Catherine had to stay in Rome for five years and she herself participated in her mother's canonization process with detailed testimonies, but the church political unrest delayed the process until 1391, so she did not get to experience it. In 1380 she had to go home, after her resources had been depleted. Her mother's case was now complete, and now the rest was up to the pope. She returned to Vadstena in July 1380. She was already seriously ill and could not receive the Holy Communion due to vomiting. She died on March 24, 1381. Candles were lit over her body and countless candles both before and after the coffin when she was carried to the tomb, but those who carried the candles were invisible. Three bishops performed the burial when she was buried in the monastery's Blue Church next to her mother, and miracles also happened at her grave.
On October 7, 1391, Bridget was canonized by Pope Boniface IX (1389-1404). Unlike Bridget, there was no discussion about Catherine. Some have noticed the fragmentary nature of Catherine's life; even though she was married, her marriage was not consummated; at the death of the man she could not be with him; as a nun, she did not manage to get dressed in the vestments or make the vows; as abbess she took office without election, and she died before the solemn inauguration of the monastery in 1384, nor did she experience her mother's canonization. It was something almost symbolic in that she also had to die without being able to receive the traveling bread. But she appears as the young, innocent girl who gave her life to God, persevered in sacrifice and faithfulness and after Bridget's death proved to be a capable and energetic abbess, who managed to shape the monastic and nun community of the monastery in the first basics. year. It was said that "Catherine Ulfsdatter is one of the purest and most self-denying figures in Swedish history".
Catherine's biography was written by the monk Ulf Birgersson at Vadstena monastery in the early 15th century, 30 years after her death, on the basis of the monastery's oral tradition. She was canonized in 1484 by Pope Sixtus IV (1471-84) by her cult being approved for Sweden, and she was shelved on August 1, 1489. She is publicly honored in the Nordic countries and the Bridgettine monasteries. Her memorial day is August 2nd. In some places she remembers her day of death on March 24. Her name was inscribed in the Martyrologium Romanum, but no formal canonization apparently ever took place.

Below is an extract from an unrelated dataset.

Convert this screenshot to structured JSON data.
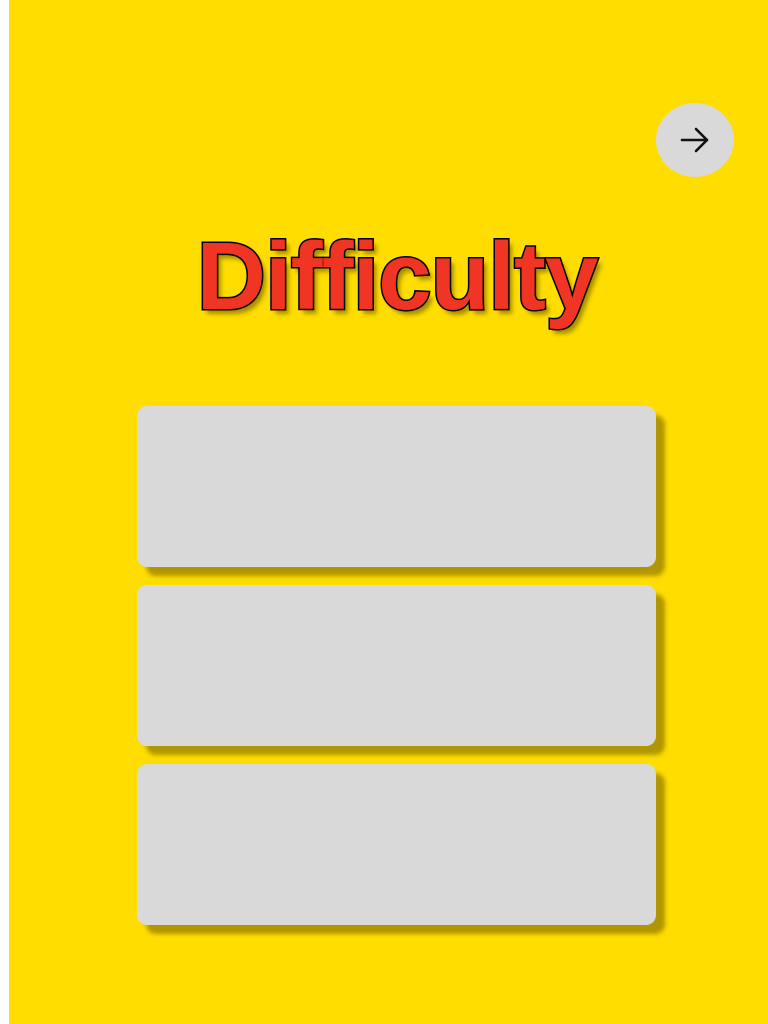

Vadstena still exists as a convent, but monks no longer exist. Daughter monasteries were established in several countries, first in Denmark.
Catherine is depicted as a Bridgettine nun or abbess with a lantern in her right hand and a book in her left hand or as a pilgrim with a reliquary. In images, she is protected by a deer, and this comes from an incident where she was attacked by a Roman nobleman, but was saved from his love-sick approaches by a deer. Sometimes she is depicted with a hind under the cloak. This refers to a time when she was out hunting with her husband, when a hind that was chased by dogs, sought refuge under her cloak and was rescued. Some images show her worshiping the holy hostie, whom she could not receive on her deathbed. She is being called for an abortion, perhaps because of her chaste life.
Attwater (dk), Attwater / John, Attwater / Cumming, Farmer, Bentley, Butler (III), Benedictines, Delaney, Bunson, Kaas, Engelhart, Schauber / Schindler, Gorys, Dammer / Adam, KIR -
Compilation and translation: fr. Vincenzo Ginex- Last updated: 2021-03-24 12:46